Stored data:
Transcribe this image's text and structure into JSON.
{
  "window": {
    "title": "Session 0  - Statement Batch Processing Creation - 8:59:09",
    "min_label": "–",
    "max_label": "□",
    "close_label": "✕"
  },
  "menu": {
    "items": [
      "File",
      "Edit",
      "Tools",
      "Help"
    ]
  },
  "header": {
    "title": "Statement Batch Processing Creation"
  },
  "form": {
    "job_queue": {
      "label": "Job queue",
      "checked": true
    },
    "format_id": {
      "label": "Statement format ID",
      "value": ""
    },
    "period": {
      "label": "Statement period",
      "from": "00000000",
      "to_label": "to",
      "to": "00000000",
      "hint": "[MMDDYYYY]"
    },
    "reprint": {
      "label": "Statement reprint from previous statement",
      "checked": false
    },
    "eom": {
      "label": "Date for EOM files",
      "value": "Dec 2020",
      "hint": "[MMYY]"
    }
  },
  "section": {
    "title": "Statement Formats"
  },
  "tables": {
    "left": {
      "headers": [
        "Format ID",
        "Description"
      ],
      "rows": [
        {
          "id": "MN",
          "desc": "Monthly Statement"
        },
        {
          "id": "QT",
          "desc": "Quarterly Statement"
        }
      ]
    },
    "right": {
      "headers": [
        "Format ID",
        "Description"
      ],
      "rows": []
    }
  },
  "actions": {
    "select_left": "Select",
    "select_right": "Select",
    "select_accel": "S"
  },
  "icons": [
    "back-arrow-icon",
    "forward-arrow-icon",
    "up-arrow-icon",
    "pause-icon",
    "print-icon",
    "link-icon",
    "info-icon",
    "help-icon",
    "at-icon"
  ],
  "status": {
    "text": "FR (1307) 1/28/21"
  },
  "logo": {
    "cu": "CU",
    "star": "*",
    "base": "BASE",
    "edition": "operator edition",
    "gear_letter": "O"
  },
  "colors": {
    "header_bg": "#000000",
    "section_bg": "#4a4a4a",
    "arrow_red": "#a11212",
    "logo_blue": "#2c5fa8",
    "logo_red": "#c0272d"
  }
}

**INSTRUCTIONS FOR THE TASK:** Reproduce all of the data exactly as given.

**OUTPUT OF THE TASK:**
Transcribe this image's text and structure into JSON.
{
  "window": {
    "title": "Session 0  - Statement Batch Processing Creation - 8:59:09",
    "min_label": "–",
    "max_label": "□",
    "close_label": "✕"
  },
  "menu": {
    "items": [
      "File",
      "Edit",
      "Tools",
      "Help"
    ]
  },
  "header": {
    "title": "Statement Batch Processing Creation"
  },
  "form": {
    "job_queue": {
      "label": "Job queue",
      "checked": true
    },
    "format_id": {
      "label": "Statement format ID",
      "value": ""
    },
    "period": {
      "label": "Statement period",
      "from": "00000000",
      "to_label": "to",
      "to": "00000000",
      "hint": "[MMDDYYYY]"
    },
    "reprint": {
      "label": "Statement reprint from previous statement",
      "checked": false
    },
    "eom": {
      "label": "Date for EOM files",
      "value": "Dec 2020",
      "hint": "[MMYY]"
    }
  },
  "section": {
    "title": "Statement Formats"
  },
  "tables": {
    "left": {
      "headers": [
        "Format ID",
        "Description"
      ],
      "rows": [
        {
          "id": "MN",
          "desc": "Monthly Statement"
        },
        {
          "id": "QT",
          "desc": "Quarterly Statement"
        }
      ]
    },
    "right": {
      "headers": [
        "Format ID",
        "Description"
      ],
      "rows": []
    }
  },
  "actions": {
    "select_left": "Select",
    "select_right": "Select",
    "select_accel": "S"
  },
  "icons": [
    "back-arrow-icon",
    "forward-arrow-icon",
    "up-arrow-icon",
    "pause-icon",
    "print-icon",
    "link-icon",
    "info-icon",
    "help-icon",
    "at-icon"
  ],
  "status": {
    "text": "FR (1307) 1/28/21"
  },
  "logo": {
    "cu": "CU",
    "star": "*",
    "base": "BASE",
    "edition": "operator edition",
    "gear_letter": "O"
  },
  "colors": {
    "header_bg": "#000000",
    "section_bg": "#4a4a4a",
    "arrow_red": "#a11212",
    "logo_blue": "#2c5fa8",
    "logo_red": "#c0272d"
  }
}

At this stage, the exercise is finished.